In addition, our study could not address the important issue of how the efficacy of modern nonenzyme-inducing AEDs compares with that of older AEDs or no treatment. Other important and possibly favorable features of modern nonenzyme-inducing AEDs such as safety, tolerability, and, in particular, ease of use and absence of drug interactions could not be examined. Furthermore, robust evidence is needed from well-controlled comparative trials that treatment with nonenzyme-inducing AEDs improves survival and is not associated with higher toxicity in patients receiving cytotoxic treatment. Such evidence is needed, as one study counter intuitively showed higher survival following cytotoxic therapy in patients with glioblastoma taking enzyme-inducing AEDs (Jaeckle et al., 2009). Finally, given the absence of double-blind placebo-controlled comparative trials for adjunctive treatment, we could not compare directly the efficacy among individual modern AEDs. Despite these limitations, our data present the best available evidence for placebo-corrected efficacy of adjunctive treatment with modern enzyme-inducing versus nonenzyme-inducing AEDs and are informative on the efficacy of modern enzyme-inducing and nonenzyme-inducing AEDs for treating patients with drug-resistant partial epilepsy.
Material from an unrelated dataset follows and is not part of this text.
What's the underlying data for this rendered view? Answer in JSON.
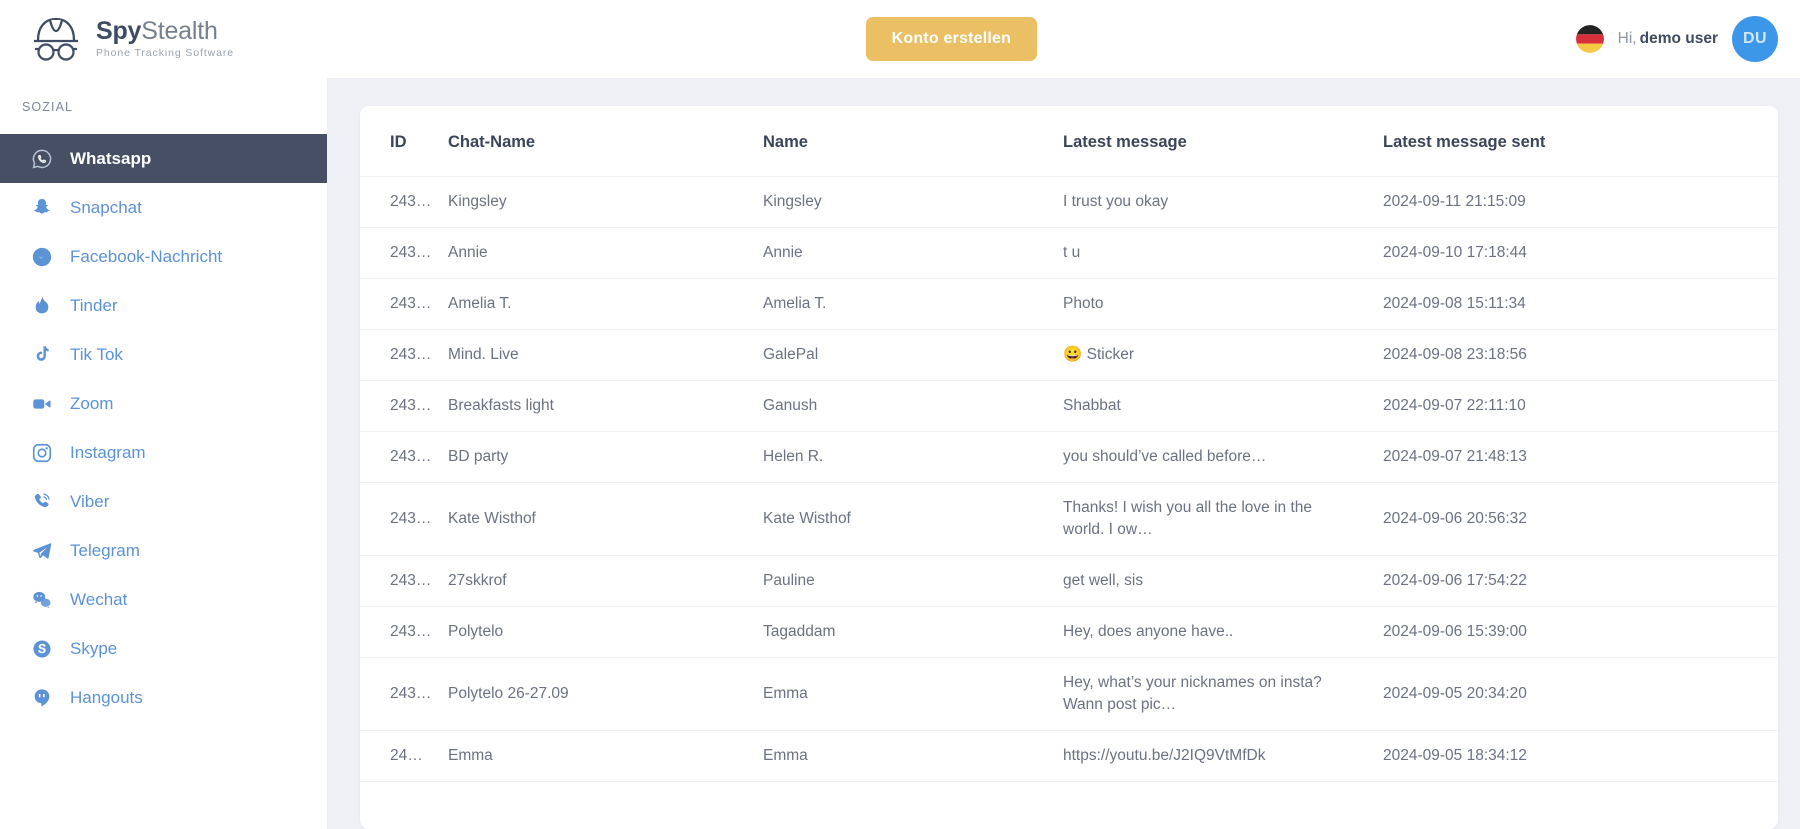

The main implications of our results are as follows. The emerging disadvantages of enzyme-inducing AEDs, as outlined in the introduction, which, however, need robust confirmation by further evidence, and the similar efficacy of modern nonenzyme-inducing AEDs, as shown in our study, suggest that nonenzyme-inducing AEDs may be a useful alternative to enzyme-inducing AEDs without having to fear lower efficacy of nonenzyme-inducing AEDs. Starting adjunctive treatment of refractory focal epilepsy with modern nonenzyme-inducing AEDs has become a feasible treatment option, when possible, after careful consideration of the overall risk–benefit balance for the individual patient. Although more evidence is needed, our result may have important implications for the general health of people with refractory epilepsy and may encourage some physicians to prefer nonenzyme-inducing AEDs over the use of enzyme-inducing AEDs in routine clinical practice. Finally, it is reassuring that modern nonenzyme-inducing AEDs have similar efficacy as enzyme-inducing AEDs; however, the efficacy of modern AEDs in general is disappointingly small, and new avenues for developing more effective AEDs are needed (Löscher & Schmidt, 2011).
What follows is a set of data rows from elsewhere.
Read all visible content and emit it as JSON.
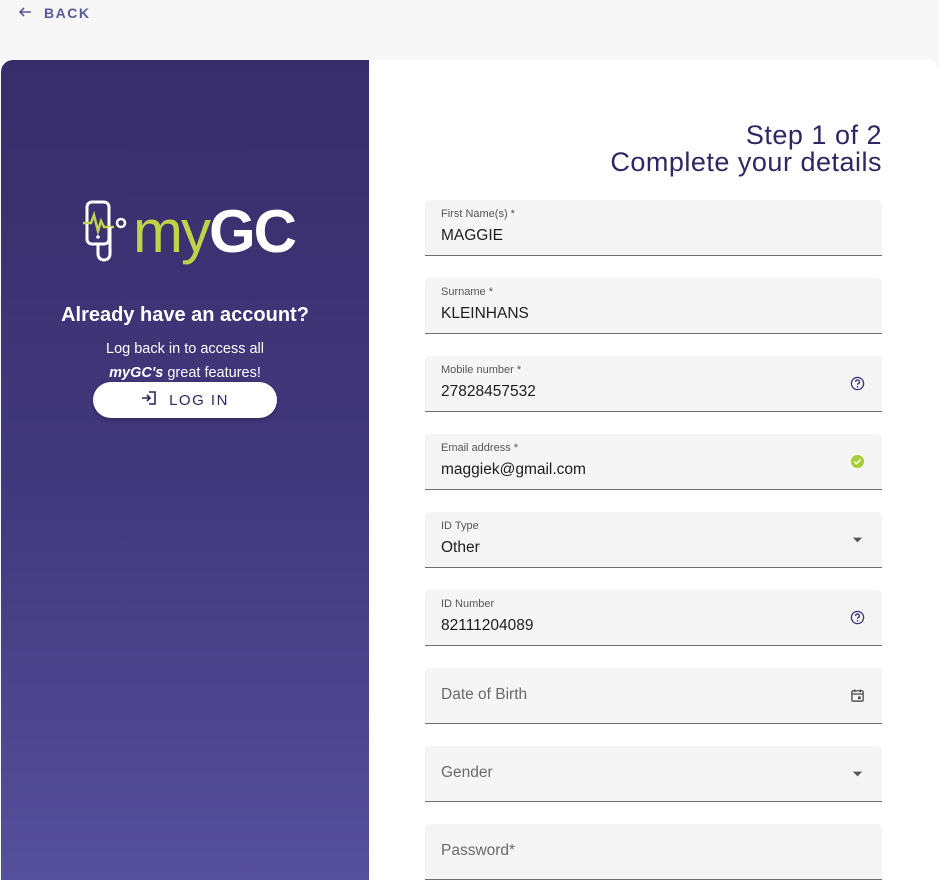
{
  "back": {
    "label": "BACK"
  },
  "left": {
    "logo_my": "my",
    "logo_gc": "GC",
    "title": "Already have an account?",
    "subtitle_line1": "Log back in to access all",
    "subtitle_brand": "myGC's",
    "subtitle_rest": " great features!",
    "login_label": "LOG IN"
  },
  "form": {
    "step": "Step 1 of 2",
    "title": "Complete your details",
    "fields": [
      {
        "label": "First Name(s) *",
        "value": "MAGGIE"
      },
      {
        "label": "Surname *",
        "value": "KLEINHANS"
      },
      {
        "label": "Mobile number *",
        "value": "27828457532",
        "icon": "help-circle-icon"
      },
      {
        "label": "Email address *",
        "value": "maggiek@gmail.com",
        "icon": "check-circle-icon"
      },
      {
        "label": "ID Type",
        "value": "Other",
        "icon": "dropdown-arrow-icon"
      },
      {
        "label": "ID Number",
        "value": "82111204089",
        "icon": "help-circle-icon"
      },
      {
        "placeholder": "Date of Birth",
        "icon": "calendar-icon"
      },
      {
        "placeholder": "Gender",
        "icon": "dropdown-arrow-icon"
      },
      {
        "placeholder": "Password*"
      }
    ]
  },
  "colors": {
    "primary": "#2e2764",
    "accent_green": "#c0d348",
    "panel_top": "#372d6a",
    "panel_bottom": "#564f9c",
    "check_green": "#a6cf3a"
  }
}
Disclosures

  1. Top of page
  2. Summary
  3. Methods
  4. Results
  5. Discussion
  6. Disclosures
  7. References
  8. Appendix

SB has received hospitality and honoraria/advisory board membership from Merck Serono, Eisai, and UCB Pharma in the last 5 years. KS has received hospitality and honoraria from GlaxoSmithKline in the last 5 years. DS has received hospitality and honoraria/advisory board membership from UCB Pharma, Sun Pharma, and Johnson & Johnson in the last 5 years. We confirm that we have read the Journal’s position on issues involved in ethical publication and affirm that this report is consistent with those guidelines.

References

  1. Top of page
  2. Summary
  3. Methods
  4. Results
  5. Discussion
  6. Disclosures
  7. References
  8. Appendix

Appendix

  1. Top of page
  2. Summary
  3. Methods
  4. Results
  5. Discussion
  6. Disclosures
  7. References
  8. Appendix

Appendix: Literature Search Strategy

1. First step

“Epilepsy” [MeSH] OR (“epilepsy” [TW] AND “anticonvulsants” [TW]).

2. Second step

“Incidence” [MESH] OR “Follow-Up Studies” [MESH] OR “Prognosis” [MeSH:NOEXP] OR “prognos*” [TW] OR “predict*” [TW] OR “course” [TW] OR “outcome” [TW] OR “Survival Analysis” [MH:NOEXP].

3. Third step

“randomized controlled trial” [PTYP] OR “random*” [TW] OR (“double”[TW] AND “blind*” [TW]) OR “placebo” [TW] OR “drug therapy” [SH] OR “anticonvulsants” [SH] OR “antiepileptic drugs “ [SH] OR “therapeutic use” [SH:NOEXP] OR “cohort studies” [MESH] OR “risk” [MESH] OR (“odds” [TW] AND “ratio*” [TW]) OR (“relative” [TW] AND “risk” [TW]) OR “case control*” [TW] OR “case-control studies” [MESH].

4. Limits

–2011, Human, Journal article.